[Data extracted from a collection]
***

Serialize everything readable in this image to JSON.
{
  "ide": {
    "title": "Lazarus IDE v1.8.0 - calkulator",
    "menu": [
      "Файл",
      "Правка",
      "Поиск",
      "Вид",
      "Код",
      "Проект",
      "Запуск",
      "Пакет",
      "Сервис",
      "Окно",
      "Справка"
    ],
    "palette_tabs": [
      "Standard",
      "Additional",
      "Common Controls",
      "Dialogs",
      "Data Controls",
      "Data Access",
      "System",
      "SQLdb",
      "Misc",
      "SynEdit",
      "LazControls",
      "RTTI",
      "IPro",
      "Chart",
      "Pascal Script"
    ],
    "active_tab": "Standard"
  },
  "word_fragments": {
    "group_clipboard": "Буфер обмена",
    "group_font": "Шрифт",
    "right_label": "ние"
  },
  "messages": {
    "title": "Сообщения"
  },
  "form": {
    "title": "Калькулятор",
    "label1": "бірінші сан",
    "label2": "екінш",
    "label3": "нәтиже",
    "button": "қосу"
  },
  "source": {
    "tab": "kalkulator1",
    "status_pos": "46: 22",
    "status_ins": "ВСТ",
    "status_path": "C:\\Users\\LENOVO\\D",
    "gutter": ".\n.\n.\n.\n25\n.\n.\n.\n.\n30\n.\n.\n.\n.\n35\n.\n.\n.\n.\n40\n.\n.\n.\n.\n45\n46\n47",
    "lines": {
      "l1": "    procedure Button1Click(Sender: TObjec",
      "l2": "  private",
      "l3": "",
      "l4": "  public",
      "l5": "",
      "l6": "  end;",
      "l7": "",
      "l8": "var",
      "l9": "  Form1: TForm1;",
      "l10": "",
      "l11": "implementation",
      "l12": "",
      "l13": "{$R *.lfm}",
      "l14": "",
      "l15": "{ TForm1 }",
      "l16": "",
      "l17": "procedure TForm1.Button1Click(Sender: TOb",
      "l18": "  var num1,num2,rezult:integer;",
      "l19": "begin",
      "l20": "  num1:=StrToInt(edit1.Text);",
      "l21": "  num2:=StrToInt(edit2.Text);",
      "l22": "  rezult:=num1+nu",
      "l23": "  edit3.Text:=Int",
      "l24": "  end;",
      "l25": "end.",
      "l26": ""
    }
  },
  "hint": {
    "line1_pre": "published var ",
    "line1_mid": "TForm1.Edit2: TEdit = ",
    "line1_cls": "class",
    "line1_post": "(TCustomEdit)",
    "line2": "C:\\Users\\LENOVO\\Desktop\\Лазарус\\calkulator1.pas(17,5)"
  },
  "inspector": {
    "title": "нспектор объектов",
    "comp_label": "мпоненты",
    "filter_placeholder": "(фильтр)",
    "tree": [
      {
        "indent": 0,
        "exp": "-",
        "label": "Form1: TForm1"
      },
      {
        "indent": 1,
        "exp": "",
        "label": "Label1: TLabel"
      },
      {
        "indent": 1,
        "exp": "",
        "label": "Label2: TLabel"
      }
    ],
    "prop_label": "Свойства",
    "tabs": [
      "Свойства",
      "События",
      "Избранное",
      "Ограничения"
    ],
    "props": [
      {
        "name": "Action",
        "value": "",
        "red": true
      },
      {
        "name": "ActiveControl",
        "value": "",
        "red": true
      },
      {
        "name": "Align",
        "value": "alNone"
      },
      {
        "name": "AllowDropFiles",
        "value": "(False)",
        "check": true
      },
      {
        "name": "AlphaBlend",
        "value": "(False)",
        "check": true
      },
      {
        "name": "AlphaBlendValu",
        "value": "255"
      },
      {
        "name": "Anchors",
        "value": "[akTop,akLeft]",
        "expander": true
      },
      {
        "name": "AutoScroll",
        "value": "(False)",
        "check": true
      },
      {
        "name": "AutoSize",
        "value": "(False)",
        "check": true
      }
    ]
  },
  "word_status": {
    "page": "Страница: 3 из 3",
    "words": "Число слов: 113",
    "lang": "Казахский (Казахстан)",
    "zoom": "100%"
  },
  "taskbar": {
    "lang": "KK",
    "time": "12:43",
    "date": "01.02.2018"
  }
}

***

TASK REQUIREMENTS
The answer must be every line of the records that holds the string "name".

OUTPUT BELOW
        "name": "Action",
        "name": "ActiveControl",
        "name": "Align",
        "name": "AllowDropFiles",
        "name": "AlphaBlend",
        "name": "AlphaBlendValu",
        "name": "Anchors",
        "name": "AutoScroll",
        "name": "AutoSize",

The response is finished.